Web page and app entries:
________________________________________
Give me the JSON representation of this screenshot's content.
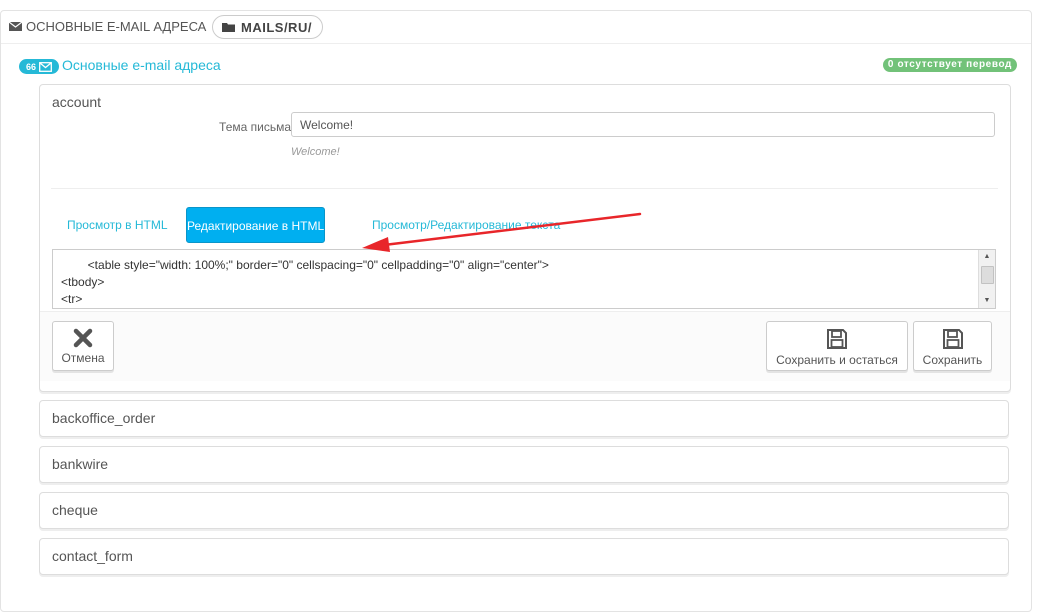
{
  "header": {
    "title": "Основные e-mail адреса",
    "path": "MAILS/RU/"
  },
  "section": {
    "count": "66",
    "title": "Основные e-mail адреса",
    "missing_translation": "0 отсутствует перевод"
  },
  "account": {
    "title": "account",
    "subject_label": "Тема письма",
    "subject_value": "Welcome!",
    "subject_hint": "Welcome!",
    "tabs": [
      {
        "label": "Просмотр в HTML",
        "active": false
      },
      {
        "label": "Редактирование в HTML",
        "active": true
      },
      {
        "label": "Просмотр/Редактирование текста",
        "active": false
      }
    ],
    "code_lines": [
      "        <table style=\"width: 100%;\" border=\"0\" cellspacing=\"0\" cellpadding=\"0\" align=\"center\">",
      "<tbody>",
      "<tr>"
    ]
  },
  "footer": {
    "cancel_label": "Отмена",
    "save_stay_label": "Сохранить и остаться",
    "save_label": "Сохранить"
  },
  "templates": [
    "backoffice_order",
    "bankwire",
    "cheque",
    "contact_form"
  ],
  "colors": {
    "accent": "#25b9d7",
    "active_tab": "#00aff0",
    "success_badge": "#72c279",
    "annotation_arrow": "#e8262a"
  },
  "icons": {
    "header": "envelope-icon",
    "path": "folder-icon",
    "count": "envelope-outline-icon",
    "cancel": "close-icon",
    "save": "floppy-disk-icon"
  }
}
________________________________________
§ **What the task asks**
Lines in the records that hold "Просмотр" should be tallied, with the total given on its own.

§ **Output below**
2